What was it like working with Cinematographer Owen Levelle on the aesthetic for The Beach House?
Owen was great – he literally carried the film on his shoulders. He’s shot a lot of documentaries and I responded to how he handled naturally lit environments – I really wanted our film to feel organic. I sent Owen a laundry list of films that I responded to in terms of cinematography and texture – like Michael Winterbottom’s A Summer in Genoa and Drake Doremus’s Like Crazy – that weren’t necessarily horror films. He sent me Mizoguchi’s Ugetsu and Apichatpong Weerasethakul’s Uncle Boonmee Who Can Recall His Past Lives as some films he wanted to bring into The Beach House. The horror references were understood so we were looking to movies that weren’t necessarily horror to bring their elements into our film. And we went to see the band Sunn O))) play in Queens – they use a lot of fog!
What role did VFX play in the production of The Beach House?
After about the 2nd day of shooting, there were VFX elements on basically every day of production – from smoke machines, slimy water, bioluminescence then getting into blood and gore, and creepy crawly things. There’s a ton of FX in the movie. We did wind up using some CG to blend some of the FX but everything was initially shot practically.
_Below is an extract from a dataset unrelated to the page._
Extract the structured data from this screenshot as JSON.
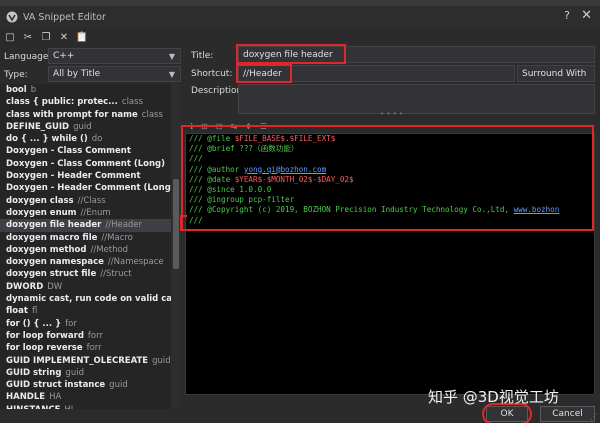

We had a small crew so when we got into the more involved FX, it would be all-hands-on-deck – our production designer Paul Rice, makeup artist Jennifer Suarez, and FX makeup Pete Gerner would all be working together to mess up Noah and Liana, who were absolute super troopers throughout the movie.
How did you find the post-production process with Editor Aaron Crozier? What's your favorite edited scene in the film?
I’d actually met Aaron years ago – we both have an on-set production background and he had AD’d a mutual friend of our’s feature. We are both midwestern transplants who’d worked in NYC independent films for years so we have many friends in common. I really learned a lot from Aaron, primarily about the relationship between script, shoot, and edit – that’s really the learning curve you hit on your first feature because as a writer you’re not quite sure what the audience needs in terms of information until you start cutting it together. After we were done editing, I went back and rewrote three of my old scripts with what I learned from Aaron in mind.
Well, the foot scene really came together. It’s the one that audiences respond to! Even when we were shooting it, the producers were like “this looks amazing.” I felt that that sequence and another one where Emily goes to sleep came together quickly in the edit.
Which films/directors have influenced you as a filmmaker and your film, The Beach House? What are some of your favorite movies from the past decade?
I kind of divide my influences into two different categories - as a film-watcher and then as a filmmaker. I’m very fortunate to come from a production background and have been able to work for many really inspiring filmmakers: Tony Scott, Jean-Marc Vallee, Jim Jarmusch, Ryan Fleck & Anna Boden, Zal Batmanglij, Craig Zobel. The company Indigent (who made Pieces of April and Tadpole), and the movies The Celebration, Gummo, George Washington, and Donnie Darko all hit me around the same time and are very important to me.
For The Beach House: Shivers, The Brood, Rabid, Invasion of the Body Snatchers (1956, 1978, 1993), Alien, The Thing (Carpenter), The Fly (Cronenberg), The Quatermass Experiment, Quatermass & the Pit, Prince of Darkness, Upstream Color, Vampyr, Empire of the Sun, Creepshow 2, Xtro, Like Crazy, A Summer in Genoa, Red Desert, and See the Sea.
My favorites of the last decade: The Babadook, The Love Witch, Mandy, Us, Insidious, Green Room, Blue Ruin, The Skin I Live In, The Duke of Burgundy, Aniara, Upstream Color, Coherence, Starfish, The Platform, Mustang, and Moneyball.